[[ DATA IN THIS EXERCISE, beginning ]]

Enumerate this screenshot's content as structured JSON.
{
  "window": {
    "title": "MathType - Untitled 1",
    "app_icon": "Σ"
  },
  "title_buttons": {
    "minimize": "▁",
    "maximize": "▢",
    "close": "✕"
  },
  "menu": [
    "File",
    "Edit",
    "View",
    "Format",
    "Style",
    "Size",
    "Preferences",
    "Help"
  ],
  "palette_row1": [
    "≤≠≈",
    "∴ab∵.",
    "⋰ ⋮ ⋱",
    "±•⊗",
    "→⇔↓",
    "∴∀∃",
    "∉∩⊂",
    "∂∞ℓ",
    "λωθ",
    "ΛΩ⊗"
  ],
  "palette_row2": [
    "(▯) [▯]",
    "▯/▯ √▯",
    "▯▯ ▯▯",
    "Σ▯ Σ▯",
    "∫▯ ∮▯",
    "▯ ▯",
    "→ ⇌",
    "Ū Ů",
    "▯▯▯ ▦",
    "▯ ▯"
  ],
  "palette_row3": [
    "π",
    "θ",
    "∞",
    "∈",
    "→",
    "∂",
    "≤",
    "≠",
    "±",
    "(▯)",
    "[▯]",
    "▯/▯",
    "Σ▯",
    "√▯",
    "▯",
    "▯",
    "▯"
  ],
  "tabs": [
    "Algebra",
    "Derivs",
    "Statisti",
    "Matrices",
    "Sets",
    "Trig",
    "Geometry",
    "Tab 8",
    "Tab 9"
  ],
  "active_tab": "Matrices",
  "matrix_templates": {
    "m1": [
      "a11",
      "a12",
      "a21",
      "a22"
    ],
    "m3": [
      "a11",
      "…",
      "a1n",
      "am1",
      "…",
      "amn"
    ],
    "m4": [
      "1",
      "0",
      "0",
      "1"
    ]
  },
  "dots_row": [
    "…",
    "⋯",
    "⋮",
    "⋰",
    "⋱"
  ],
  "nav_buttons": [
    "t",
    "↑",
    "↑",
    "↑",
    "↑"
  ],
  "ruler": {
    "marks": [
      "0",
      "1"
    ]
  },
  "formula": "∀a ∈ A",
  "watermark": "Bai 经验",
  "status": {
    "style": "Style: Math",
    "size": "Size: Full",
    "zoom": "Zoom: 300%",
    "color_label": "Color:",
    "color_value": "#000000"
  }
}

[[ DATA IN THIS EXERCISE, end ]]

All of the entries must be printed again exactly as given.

Enumerate this screenshot's content as structured JSON.
{
  "window": {
    "title": "MathType - Untitled 1",
    "app_icon": "Σ"
  },
  "title_buttons": {
    "minimize": "▁",
    "maximize": "▢",
    "close": "✕"
  },
  "menu": [
    "File",
    "Edit",
    "View",
    "Format",
    "Style",
    "Size",
    "Preferences",
    "Help"
  ],
  "palette_row1": [
    "≤≠≈",
    "∴ab∵.",
    "⋰ ⋮ ⋱",
    "±•⊗",
    "→⇔↓",
    "∴∀∃",
    "∉∩⊂",
    "∂∞ℓ",
    "λωθ",
    "ΛΩ⊗"
  ],
  "palette_row2": [
    "(▯) [▯]",
    "▯/▯ √▯",
    "▯▯ ▯▯",
    "Σ▯ Σ▯",
    "∫▯ ∮▯",
    "▯ ▯",
    "→ ⇌",
    "Ū Ů",
    "▯▯▯ ▦",
    "▯ ▯"
  ],
  "palette_row3": [
    "π",
    "θ",
    "∞",
    "∈",
    "→",
    "∂",
    "≤",
    "≠",
    "±",
    "(▯)",
    "[▯]",
    "▯/▯",
    "Σ▯",
    "√▯",
    "▯",
    "▯",
    "▯"
  ],
  "tabs": [
    "Algebra",
    "Derivs",
    "Statisti",
    "Matrices",
    "Sets",
    "Trig",
    "Geometry",
    "Tab 8",
    "Tab 9"
  ],
  "active_tab": "Matrices",
  "matrix_templates": {
    "m1": [
      "a11",
      "a12",
      "a21",
      "a22"
    ],
    "m3": [
      "a11",
      "…",
      "a1n",
      "am1",
      "…",
      "amn"
    ],
    "m4": [
      "1",
      "0",
      "0",
      "1"
    ]
  },
  "dots_row": [
    "…",
    "⋯",
    "⋮",
    "⋰",
    "⋱"
  ],
  "nav_buttons": [
    "t",
    "↑",
    "↑",
    "↑",
    "↑"
  ],
  "ruler": {
    "marks": [
      "0",
      "1"
    ]
  },
  "formula": "∀a ∈ A",
  "watermark": "Bai 经验",
  "status": {
    "style": "Style: Math",
    "size": "Size: Full",
    "zoom": "Zoom: 300%",
    "color_label": "Color:",
    "color_value": "#000000"
  }
}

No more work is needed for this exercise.